▼▼▼

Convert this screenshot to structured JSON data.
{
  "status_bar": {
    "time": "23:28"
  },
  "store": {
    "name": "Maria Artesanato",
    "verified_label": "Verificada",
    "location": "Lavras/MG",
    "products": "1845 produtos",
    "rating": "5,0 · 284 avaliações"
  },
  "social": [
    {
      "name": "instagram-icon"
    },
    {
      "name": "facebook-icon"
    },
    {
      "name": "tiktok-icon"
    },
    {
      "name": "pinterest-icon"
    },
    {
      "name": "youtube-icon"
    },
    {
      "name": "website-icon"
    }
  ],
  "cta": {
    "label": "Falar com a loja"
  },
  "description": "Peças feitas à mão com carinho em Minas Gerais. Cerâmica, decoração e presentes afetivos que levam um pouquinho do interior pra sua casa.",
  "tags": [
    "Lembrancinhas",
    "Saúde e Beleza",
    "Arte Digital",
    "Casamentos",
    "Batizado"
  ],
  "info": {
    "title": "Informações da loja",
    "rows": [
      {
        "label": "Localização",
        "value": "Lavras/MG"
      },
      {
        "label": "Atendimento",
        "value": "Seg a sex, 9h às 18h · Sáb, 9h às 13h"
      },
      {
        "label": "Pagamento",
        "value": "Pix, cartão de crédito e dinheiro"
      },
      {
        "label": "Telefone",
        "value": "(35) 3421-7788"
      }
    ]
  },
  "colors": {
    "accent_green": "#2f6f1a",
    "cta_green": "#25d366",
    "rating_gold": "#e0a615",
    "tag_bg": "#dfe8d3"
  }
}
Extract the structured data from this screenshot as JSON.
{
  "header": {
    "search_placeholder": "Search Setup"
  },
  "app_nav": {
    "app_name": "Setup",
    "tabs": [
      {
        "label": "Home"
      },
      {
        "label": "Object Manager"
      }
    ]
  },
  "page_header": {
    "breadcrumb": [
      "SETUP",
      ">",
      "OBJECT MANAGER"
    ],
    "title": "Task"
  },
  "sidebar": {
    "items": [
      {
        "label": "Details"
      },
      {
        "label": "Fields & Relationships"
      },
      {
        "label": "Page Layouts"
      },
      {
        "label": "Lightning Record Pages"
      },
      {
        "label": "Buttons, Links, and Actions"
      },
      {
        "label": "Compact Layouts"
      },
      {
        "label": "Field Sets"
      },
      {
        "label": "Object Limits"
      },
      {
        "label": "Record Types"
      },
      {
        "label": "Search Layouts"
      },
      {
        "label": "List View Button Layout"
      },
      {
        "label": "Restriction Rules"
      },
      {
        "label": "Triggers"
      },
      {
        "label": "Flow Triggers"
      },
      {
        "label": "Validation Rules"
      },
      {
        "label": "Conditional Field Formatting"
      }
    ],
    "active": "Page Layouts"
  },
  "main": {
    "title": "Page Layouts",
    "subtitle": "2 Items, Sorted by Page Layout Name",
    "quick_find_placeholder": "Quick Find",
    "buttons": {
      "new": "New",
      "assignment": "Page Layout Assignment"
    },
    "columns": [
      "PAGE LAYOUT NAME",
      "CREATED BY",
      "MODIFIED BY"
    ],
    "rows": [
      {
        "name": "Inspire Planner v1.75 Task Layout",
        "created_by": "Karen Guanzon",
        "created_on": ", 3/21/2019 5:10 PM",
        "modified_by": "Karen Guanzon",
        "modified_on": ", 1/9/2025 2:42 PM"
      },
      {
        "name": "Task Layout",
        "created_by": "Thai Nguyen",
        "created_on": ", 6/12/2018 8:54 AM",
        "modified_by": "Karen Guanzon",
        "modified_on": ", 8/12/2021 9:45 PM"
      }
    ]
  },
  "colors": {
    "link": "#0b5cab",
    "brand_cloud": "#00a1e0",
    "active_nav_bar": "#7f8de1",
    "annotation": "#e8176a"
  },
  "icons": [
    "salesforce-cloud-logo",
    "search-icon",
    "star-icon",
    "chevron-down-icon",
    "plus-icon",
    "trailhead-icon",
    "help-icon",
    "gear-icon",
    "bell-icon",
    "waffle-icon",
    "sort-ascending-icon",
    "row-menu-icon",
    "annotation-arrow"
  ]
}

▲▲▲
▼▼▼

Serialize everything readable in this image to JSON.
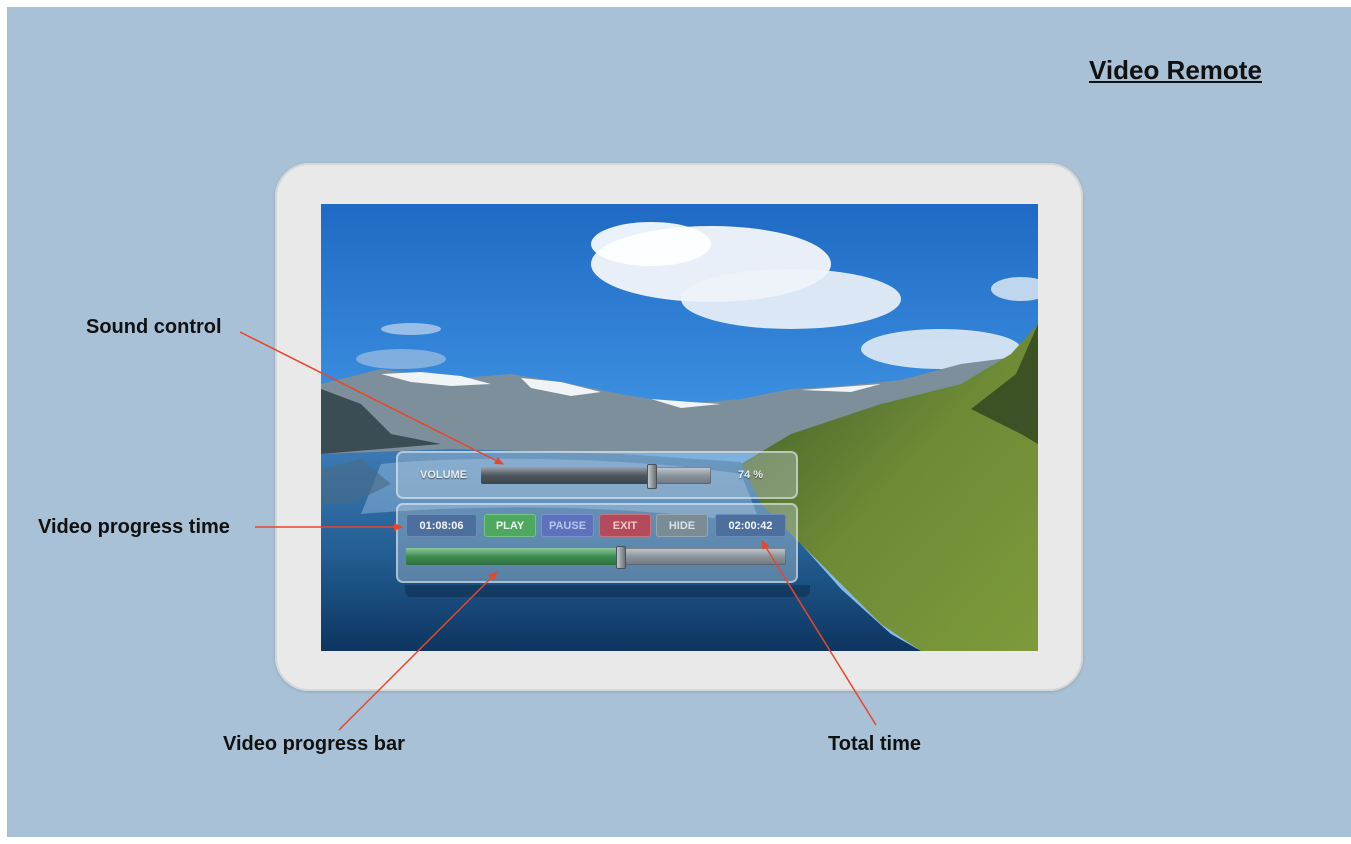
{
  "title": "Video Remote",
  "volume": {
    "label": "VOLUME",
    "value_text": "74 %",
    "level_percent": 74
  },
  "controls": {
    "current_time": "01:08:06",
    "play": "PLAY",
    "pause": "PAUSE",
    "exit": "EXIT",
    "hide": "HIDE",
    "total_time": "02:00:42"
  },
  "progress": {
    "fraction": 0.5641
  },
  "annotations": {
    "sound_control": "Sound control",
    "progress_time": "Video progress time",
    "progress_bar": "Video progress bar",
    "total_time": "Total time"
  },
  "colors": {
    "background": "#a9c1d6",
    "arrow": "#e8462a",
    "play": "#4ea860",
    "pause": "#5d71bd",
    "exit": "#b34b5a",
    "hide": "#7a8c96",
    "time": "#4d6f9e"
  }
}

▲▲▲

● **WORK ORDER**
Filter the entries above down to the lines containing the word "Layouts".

● **WRITTEN SOLUTION**
        "label": "Page Layouts"
        "label": "Compact Layouts"
        "label": "Search Layouts"
    "active": "Page Layouts"
    "title": "Page Layouts",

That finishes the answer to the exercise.